TPL: What happens when you go out with your camera? Do people respond positively to you, or do you sometimes get negative reactions? If yes, how do you handle it?

JMCC: In the USA, photographing "looking like a tourist" is definitely easier, but when you don't look like it, it's complicated and it's something I have to deal with here in Mexico, people get scared, no matter how friendly you seem, they always think of the worst, but I've learned to read the environment and know when it would not be a problem, because I do not like to hide that I am taking a photo.

TPL: When you take pictures, do you usually have a concept in mind of what you want to shoot, or do you let the images just "come to you", or is it both?
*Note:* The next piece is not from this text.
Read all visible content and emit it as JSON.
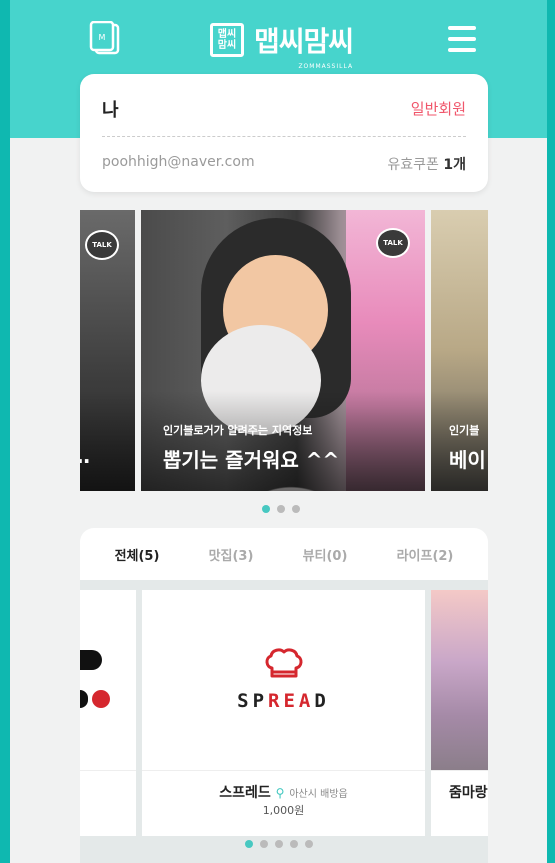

JMCC: I only photograph what captures my attention, it can be good or bad, but if it is interesting for me, I take the photo. I do not come up with ideas in particular, but I look for something interesting in a small part of light, I always walk without stopping, trying to capture that fleeting moment, just as life itself is, in that way it is more real for me... I do not stand in a place waiting for something to happen, at least for me, it does not make sense.

TPL: Does the equipment you use help you in achieving your vision in your photography? What camera do you use? Do you have a preferred lens/focal length?

JMCC: Totally, more than the performance of the camera, I feel comfortable and I like it. Fujifilm makes beautiful equipment and the experience you get is fantastic that in my opinion no other brand has. I use a Fujifilm X-T1 with the 35mm f2 lens, so portable and small, you can easily take it anywhere. I also use an analog camera, the Rollei 35, another very beautiful, interesting and peculiar camera to use.

TPL: What are some of your goals as an artist or photographer? Where do you hope to see yourself in five years?

JMCC: I would like to do exhibitions in at least one city on each continent, I would love to have a printing laboratory for personal use and special orders for those who want unique pieces and dedicate myself to photography completely.

In the next 5 years I see myself making long trips for future projects and keeping my peculiar way of seeing reality.

TPL: Are there any special projects you are currently working on that you would like to let everyone know about?

JMCC: Yes, I have two photographic projects but I postponed them due to the pandemic, but my current project is to improve and learn alternative techniques to print my own photographs in Gum Oil, Carbon Transfer and Platinum Palladium.

TPL: "When I am not out photographing, I (like to)…

JMCC: I actually enjoy the simple things...riding my bike, listening to music and watching a series or movie."